Return every line of the data that contains the string "JSON".

☆ ☆ ☆ ☆

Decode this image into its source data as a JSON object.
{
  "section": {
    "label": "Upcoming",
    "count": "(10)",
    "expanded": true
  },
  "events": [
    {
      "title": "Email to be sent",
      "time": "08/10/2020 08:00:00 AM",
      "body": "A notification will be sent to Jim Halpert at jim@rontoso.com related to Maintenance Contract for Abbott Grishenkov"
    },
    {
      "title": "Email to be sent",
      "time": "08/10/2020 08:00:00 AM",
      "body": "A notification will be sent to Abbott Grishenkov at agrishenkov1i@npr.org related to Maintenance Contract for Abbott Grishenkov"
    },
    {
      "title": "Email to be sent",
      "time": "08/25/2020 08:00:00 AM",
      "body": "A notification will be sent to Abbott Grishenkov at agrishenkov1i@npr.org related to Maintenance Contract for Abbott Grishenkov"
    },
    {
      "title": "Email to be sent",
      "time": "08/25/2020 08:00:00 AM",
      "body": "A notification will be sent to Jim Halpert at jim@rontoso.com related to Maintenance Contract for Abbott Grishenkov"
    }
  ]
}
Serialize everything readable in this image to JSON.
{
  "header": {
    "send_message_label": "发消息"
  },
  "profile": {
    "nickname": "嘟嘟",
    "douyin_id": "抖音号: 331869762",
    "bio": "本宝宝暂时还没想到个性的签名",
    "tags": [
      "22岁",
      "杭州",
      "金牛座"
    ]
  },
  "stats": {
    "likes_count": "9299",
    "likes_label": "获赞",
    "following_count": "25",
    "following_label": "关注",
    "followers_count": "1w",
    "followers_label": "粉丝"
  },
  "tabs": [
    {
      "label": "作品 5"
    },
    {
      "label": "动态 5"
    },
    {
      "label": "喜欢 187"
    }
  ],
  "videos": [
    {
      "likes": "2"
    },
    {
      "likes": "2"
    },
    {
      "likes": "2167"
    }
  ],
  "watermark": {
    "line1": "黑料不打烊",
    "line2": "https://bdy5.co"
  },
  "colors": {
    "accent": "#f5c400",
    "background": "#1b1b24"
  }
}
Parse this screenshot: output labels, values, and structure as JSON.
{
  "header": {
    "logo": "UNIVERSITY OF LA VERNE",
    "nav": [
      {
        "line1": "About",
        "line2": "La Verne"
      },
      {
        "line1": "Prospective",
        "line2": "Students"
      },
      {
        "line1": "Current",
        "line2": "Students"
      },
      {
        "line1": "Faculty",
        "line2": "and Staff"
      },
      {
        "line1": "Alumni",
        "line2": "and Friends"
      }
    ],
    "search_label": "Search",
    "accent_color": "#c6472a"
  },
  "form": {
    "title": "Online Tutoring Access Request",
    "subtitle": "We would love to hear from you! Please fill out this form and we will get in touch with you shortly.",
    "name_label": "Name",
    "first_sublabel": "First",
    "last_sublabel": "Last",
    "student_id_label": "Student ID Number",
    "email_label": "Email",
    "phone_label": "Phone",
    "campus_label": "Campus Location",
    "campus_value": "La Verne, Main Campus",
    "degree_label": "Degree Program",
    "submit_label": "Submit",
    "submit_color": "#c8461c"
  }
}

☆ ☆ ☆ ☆

* **TASK RESPONSE**:
Decode this image into its source data as a JSON object.
Serialize everything readable in this image to JSON.
Parse this screenshot: output labels, values, and structure as JSON.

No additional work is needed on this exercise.